Yesterday (July 30), this specially-designed “space proof” turntable was launched in a high-altitude balloon dubbed The Icarus Craft from a site near Marsing, Idaho.
The balloon rose to 94,413 feet–a little more than 28 kilometres–playing a Third Man-issued 2010 single called “A Glorious Dawn,” which features the voice of astronomer Carl Sagan set to music. Once the record finished playing, the tonearm lifted and went back to the beginning, much like we see in an old-school jukebox.
— Third Man Records (@thirdmanrecords) July 30, 2016
After about 80 minutes, the balloon burst and everything fell to earth. Amazingly, the turntable was still spinning when it was discovered.

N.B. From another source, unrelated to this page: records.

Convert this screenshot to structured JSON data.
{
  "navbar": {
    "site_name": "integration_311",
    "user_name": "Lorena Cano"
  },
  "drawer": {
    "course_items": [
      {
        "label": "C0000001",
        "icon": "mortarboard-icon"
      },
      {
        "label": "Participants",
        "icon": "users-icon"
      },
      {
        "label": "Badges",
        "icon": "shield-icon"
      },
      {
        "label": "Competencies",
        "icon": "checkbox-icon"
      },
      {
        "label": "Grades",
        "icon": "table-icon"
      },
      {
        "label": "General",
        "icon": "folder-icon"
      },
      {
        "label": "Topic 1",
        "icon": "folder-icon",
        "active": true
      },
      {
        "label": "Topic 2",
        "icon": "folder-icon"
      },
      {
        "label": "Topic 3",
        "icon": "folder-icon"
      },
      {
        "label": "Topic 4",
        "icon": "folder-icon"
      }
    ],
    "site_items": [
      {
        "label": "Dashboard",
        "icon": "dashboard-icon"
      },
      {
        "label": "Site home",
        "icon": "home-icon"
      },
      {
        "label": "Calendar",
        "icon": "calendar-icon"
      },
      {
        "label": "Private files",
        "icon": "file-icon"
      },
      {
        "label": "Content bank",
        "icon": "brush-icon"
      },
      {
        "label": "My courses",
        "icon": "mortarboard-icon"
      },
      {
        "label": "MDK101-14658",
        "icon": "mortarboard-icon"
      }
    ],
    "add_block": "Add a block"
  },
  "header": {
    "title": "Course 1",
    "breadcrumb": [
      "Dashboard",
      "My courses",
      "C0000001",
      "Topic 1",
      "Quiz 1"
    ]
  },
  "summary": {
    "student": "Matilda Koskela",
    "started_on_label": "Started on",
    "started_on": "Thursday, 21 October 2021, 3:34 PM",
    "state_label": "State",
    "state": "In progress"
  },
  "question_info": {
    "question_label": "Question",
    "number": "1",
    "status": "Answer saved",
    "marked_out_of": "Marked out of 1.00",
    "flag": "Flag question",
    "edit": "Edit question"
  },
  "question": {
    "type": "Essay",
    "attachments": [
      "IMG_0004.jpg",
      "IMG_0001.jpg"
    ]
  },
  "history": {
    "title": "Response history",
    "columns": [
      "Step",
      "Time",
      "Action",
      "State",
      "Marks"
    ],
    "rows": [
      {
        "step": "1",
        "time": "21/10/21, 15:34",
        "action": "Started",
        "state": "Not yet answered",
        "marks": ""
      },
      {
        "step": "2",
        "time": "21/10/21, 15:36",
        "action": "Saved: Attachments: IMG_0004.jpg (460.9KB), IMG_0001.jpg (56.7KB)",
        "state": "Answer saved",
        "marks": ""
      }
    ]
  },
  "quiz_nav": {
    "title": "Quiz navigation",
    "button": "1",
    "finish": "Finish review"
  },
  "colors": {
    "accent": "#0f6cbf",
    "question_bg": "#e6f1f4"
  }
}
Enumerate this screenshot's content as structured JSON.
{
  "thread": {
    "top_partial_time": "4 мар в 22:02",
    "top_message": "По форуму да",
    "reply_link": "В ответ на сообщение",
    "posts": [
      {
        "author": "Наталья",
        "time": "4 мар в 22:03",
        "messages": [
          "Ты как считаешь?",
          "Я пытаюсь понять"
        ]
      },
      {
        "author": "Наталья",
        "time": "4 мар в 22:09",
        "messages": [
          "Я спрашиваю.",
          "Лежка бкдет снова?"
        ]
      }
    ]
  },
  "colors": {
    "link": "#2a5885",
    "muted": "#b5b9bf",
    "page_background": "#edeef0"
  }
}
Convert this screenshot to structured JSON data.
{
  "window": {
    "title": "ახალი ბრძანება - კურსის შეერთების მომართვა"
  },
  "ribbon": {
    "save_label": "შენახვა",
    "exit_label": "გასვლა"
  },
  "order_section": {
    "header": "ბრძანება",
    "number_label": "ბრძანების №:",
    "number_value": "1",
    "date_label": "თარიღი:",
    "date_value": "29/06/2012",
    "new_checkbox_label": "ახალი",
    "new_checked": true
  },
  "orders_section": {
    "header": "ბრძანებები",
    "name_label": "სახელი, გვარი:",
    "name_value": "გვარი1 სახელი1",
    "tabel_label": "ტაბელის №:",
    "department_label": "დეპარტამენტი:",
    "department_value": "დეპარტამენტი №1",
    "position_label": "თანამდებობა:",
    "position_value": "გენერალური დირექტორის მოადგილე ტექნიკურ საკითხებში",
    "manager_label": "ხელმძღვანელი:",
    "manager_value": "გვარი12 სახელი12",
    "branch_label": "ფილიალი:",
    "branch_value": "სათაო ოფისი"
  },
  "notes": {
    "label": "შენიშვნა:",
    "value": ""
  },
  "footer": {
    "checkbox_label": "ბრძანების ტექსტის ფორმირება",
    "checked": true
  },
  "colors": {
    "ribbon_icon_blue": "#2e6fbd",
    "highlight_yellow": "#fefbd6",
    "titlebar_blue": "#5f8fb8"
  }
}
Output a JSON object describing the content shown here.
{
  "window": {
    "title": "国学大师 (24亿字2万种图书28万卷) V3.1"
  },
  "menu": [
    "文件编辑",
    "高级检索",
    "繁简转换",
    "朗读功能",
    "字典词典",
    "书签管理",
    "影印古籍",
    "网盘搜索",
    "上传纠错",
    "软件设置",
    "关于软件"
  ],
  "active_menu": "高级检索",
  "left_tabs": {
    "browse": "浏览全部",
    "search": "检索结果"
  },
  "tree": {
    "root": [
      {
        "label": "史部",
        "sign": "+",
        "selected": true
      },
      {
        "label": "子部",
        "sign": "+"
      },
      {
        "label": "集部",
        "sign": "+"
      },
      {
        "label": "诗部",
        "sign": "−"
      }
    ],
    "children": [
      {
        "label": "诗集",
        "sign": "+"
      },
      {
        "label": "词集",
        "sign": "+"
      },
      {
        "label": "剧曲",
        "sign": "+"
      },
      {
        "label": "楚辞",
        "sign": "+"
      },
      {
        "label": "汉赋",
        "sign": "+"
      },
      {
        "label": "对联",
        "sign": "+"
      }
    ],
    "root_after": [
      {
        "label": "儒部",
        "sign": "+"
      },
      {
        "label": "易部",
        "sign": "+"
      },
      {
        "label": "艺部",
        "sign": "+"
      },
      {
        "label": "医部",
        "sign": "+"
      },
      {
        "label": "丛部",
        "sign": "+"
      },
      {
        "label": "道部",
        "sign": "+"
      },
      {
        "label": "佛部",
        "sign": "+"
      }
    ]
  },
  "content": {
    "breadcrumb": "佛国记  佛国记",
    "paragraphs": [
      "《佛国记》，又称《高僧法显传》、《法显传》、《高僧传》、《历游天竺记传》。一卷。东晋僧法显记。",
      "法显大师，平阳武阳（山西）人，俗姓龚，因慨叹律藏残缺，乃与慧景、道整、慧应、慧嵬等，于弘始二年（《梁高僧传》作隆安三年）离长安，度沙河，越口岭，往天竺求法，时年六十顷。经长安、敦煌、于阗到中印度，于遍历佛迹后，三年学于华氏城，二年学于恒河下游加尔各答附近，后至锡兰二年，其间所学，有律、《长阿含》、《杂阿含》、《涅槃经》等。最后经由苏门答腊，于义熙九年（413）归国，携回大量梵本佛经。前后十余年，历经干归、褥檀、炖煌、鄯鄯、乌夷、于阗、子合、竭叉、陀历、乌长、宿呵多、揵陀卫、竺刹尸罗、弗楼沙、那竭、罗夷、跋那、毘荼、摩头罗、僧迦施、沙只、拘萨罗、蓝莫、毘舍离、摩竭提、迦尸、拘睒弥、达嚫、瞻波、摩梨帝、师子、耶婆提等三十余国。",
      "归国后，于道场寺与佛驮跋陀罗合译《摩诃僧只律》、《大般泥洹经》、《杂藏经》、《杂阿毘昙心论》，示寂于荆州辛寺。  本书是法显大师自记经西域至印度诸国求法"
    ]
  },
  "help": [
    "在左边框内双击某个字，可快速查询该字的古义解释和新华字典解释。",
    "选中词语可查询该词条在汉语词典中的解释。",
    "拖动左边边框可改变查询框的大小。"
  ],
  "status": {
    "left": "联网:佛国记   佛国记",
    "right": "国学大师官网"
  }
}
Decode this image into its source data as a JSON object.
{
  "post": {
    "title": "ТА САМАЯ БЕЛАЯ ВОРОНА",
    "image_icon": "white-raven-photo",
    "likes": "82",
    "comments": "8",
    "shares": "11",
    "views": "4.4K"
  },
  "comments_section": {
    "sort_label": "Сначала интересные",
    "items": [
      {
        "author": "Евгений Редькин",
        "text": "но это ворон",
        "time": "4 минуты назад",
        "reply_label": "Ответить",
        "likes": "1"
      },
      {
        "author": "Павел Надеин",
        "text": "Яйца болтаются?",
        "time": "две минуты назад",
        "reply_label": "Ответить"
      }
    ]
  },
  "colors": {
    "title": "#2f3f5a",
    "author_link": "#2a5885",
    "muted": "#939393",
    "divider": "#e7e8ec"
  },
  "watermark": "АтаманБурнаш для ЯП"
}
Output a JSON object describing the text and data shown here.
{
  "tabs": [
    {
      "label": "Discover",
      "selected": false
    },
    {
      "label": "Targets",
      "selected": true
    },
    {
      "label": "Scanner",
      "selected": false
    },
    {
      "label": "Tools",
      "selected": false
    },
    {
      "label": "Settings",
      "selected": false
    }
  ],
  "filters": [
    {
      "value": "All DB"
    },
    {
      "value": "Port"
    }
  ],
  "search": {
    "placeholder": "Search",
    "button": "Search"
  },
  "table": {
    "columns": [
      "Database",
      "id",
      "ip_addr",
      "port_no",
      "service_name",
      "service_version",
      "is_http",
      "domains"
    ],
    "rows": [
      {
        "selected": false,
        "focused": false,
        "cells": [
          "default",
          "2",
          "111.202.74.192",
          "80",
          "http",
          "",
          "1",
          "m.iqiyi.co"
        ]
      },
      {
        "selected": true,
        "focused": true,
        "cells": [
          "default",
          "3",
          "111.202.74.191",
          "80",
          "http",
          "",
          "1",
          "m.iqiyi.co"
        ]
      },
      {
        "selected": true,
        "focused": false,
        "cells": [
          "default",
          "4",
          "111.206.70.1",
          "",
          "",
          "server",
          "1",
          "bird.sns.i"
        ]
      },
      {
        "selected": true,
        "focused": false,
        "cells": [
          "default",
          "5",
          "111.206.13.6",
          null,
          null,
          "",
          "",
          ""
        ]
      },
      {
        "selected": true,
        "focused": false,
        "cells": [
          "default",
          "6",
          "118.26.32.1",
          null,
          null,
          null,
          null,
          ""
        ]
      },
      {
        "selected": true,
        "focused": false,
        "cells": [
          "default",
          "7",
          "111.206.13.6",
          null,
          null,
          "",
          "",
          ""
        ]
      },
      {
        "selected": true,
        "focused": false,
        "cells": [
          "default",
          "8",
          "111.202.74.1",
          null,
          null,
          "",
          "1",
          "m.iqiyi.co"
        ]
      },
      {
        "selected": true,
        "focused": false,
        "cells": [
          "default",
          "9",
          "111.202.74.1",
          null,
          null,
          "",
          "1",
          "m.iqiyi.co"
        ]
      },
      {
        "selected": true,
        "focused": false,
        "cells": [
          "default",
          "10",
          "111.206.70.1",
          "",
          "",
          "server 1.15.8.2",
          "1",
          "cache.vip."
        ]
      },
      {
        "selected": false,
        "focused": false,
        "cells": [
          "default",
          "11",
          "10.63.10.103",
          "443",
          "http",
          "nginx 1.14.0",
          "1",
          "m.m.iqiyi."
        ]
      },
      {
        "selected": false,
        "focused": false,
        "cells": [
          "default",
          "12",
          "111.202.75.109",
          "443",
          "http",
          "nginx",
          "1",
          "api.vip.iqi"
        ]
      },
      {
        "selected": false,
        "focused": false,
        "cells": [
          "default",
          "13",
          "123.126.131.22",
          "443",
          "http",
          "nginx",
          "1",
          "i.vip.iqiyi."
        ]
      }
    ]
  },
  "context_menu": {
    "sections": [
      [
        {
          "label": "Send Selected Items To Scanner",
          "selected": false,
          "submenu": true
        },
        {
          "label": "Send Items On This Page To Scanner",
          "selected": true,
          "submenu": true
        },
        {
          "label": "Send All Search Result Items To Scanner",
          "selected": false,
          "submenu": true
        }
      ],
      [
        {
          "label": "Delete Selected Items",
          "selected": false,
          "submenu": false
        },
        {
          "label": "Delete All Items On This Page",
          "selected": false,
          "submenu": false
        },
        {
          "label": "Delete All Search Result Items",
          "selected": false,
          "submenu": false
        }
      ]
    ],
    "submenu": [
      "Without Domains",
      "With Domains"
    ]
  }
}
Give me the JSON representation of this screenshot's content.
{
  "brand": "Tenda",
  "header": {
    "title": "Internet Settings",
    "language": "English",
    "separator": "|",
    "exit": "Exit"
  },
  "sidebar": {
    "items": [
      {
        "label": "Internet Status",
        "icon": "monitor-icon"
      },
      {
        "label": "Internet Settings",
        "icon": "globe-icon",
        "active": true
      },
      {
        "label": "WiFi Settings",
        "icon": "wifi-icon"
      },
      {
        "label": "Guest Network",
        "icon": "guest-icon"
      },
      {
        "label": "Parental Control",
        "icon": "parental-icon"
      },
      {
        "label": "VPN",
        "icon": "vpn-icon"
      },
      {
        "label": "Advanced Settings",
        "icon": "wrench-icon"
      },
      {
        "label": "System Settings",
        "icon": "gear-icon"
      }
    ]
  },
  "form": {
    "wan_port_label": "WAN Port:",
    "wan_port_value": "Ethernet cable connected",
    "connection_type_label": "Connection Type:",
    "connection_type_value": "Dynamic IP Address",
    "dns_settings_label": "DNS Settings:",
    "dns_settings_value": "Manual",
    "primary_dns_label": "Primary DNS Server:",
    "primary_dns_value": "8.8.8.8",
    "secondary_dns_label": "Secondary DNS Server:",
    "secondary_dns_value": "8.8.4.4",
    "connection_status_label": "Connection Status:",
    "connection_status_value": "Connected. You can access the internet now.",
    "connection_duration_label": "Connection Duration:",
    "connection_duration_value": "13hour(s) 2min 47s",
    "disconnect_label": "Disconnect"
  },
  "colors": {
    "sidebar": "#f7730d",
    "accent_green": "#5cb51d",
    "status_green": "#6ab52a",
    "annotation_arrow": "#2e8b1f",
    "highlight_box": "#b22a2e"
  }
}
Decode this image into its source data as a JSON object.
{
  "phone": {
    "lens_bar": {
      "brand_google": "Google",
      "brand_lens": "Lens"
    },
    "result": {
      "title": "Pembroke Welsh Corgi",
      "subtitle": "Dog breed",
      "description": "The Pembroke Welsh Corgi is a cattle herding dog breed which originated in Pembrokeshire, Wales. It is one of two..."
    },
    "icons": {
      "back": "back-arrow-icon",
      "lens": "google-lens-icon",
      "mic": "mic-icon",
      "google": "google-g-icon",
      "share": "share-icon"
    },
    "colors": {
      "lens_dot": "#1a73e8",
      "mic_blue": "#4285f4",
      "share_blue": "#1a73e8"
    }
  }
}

Fantastic, Jack–but now I and other space nerds must switch to pedantic mode. Scientists tell us that space begins at about a hundred kilometres altitude, about four times the height of Jack’s balloon. And at 28 km, the effects of gravity can still be felt. Still, let’s not get too picky about this small step for a record,
Still, let’s not get too picky about this small step for a record, one giant leap for DJ-kind. It’s a pretty cool achievement, especially since it involved a program called SATINS (Students and Teachers in Near Space.) Jack says
Our main goal from inception to completion of this project was to inject imagination and inspiration into the daily discourse of music and vinyl lovers. Combining our creative impulses with those of discovery and science is our passion, and even on the scale that we are working with here, it was exhilarating to decide to do something that hasn’t been done before and to work towards its completion. And, it brings us great fulfillment to pay tribute to the incredible scientist and dreamer that Carl Sagan was. We hope that in meeting our goal we inspire others to dream big and start their own missions, whatever they may be.
Here’s a video of the mission. A full mission report can be found here.